The sources and research agree that any conquest of Zurich would have led to an immediate end to the war. It is unclear why the captains of the Confederates let the main Harst hold on the Sihl and thus did not take advantage of the military success of their vanguard. Basically, you could almost call this a “miracle on the Sihl” . The reasons for this could be as follows: on the one hand there was hope that the people of Zurich would give in in the face of the threat, on the other hand it is also possible that the captains deliberately tried to prevent a massacre. A conquest of Zurich by 6,000 unleashed soldiers might have led to a bloodbath among the population and a complete pillage and perhaps even extensive destruction of the city. The murder of numerous nobles could hardly have been prevented, which would have caused quite a stir. In addition, the main point of contention among the adversaries at the time of the war was above all the interpretation of the law of alliances among allies; For these reasons it could not be in the interests of the Confederates to damage Zurich to such an extent.

As for the battle itself, what is most evident is the lack of discipline on both sides. The tactical plans of both sides were not implemented or only insufficiently. On the federal side, the advance in the direction of Wiedikon began in an orderly manner, but it quickly dissolved due to the fighting with the mounted units and the meeting was ultimately decided by the impetuous, violent impact of the only 300-strong, extremely belligerent federal vanguard. On the Zurich side, the non-compliance with Thuringian II von Hallwyl's orders to withdraw the troops behind the Sihl was decisive, which undermined the whole plan. In a good defensive position, an opposing attack could well have been stopped. The lack of education and preparation as well as the alcohol consumption of the people of Zurich on the Sihlfeld may have contributed to the defeat. The execution of the Zurich-Austrian plan only worked properly with regard to the attacks by the mounted soldiers.

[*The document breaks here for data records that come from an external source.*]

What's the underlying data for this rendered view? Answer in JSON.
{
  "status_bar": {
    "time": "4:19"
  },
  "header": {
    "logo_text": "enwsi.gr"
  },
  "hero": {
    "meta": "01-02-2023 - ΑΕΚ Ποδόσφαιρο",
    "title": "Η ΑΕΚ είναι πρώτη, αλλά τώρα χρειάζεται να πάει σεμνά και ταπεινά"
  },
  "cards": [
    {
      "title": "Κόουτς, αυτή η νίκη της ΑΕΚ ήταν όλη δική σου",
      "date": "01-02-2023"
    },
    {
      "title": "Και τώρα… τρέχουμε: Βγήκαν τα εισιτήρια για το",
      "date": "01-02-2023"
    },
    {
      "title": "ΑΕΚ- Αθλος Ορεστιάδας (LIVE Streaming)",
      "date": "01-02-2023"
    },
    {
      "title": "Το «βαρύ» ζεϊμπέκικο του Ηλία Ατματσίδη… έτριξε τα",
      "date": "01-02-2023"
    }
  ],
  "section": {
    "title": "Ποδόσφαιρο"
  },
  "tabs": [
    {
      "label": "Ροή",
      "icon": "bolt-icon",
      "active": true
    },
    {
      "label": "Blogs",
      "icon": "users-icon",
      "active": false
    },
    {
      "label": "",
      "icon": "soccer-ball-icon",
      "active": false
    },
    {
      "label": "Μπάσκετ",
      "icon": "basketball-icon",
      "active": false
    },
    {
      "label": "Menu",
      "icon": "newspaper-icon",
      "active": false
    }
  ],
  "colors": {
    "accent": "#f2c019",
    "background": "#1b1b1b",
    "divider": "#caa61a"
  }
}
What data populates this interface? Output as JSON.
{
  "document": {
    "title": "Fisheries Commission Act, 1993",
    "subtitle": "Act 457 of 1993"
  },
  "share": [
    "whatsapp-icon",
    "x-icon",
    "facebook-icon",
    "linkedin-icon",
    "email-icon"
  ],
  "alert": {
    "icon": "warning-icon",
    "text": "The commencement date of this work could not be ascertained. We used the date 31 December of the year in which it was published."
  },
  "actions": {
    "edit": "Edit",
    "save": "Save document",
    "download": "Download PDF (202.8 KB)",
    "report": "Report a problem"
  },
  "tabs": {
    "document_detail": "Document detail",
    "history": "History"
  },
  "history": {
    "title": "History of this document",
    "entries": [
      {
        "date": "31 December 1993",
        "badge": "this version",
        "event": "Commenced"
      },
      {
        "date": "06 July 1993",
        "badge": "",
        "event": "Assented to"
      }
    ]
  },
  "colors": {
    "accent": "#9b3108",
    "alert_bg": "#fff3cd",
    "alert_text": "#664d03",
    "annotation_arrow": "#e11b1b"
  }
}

The change of the standard by the Confederates, which the Confederates always denied, is also not certain. On June 22nd, 1444, they decided at a meeting to write a justification to the electors in this matter. Allegedly, doubly marked casualties were found by the people of Zurich. In addition to the above-mentioned letter, the "Klingenberger Chronik" also reports on it . However, this adds: "That sig now or sig nit, so I'll leave that" .

See also

Web links

Individual evidence

  1. Klingenberger Chronik around 1460
  2. Hans Fründ : Chronicle of the Old Zurich War. From 1447.
  3. ^ Peter Niederhäuser, Christian Sieber: A "fratricidal war" makes history. 2006
  4. Gerold Edlibach : Zurich and Swiss Chronicle. 1485/1486.
  5. ^ Heinrich Zschokke : The history of Switzerland for the Swiss people. 1855.
  6. ^ Alois Niederstätter: The Old Zurich War 1995

Coordinates: 47 ° 22 '25 "  N , 8 ° 31' 51"  E ; CH1903:  six hundred and eighty-two thousand four hundred and eighty-nine  /  247548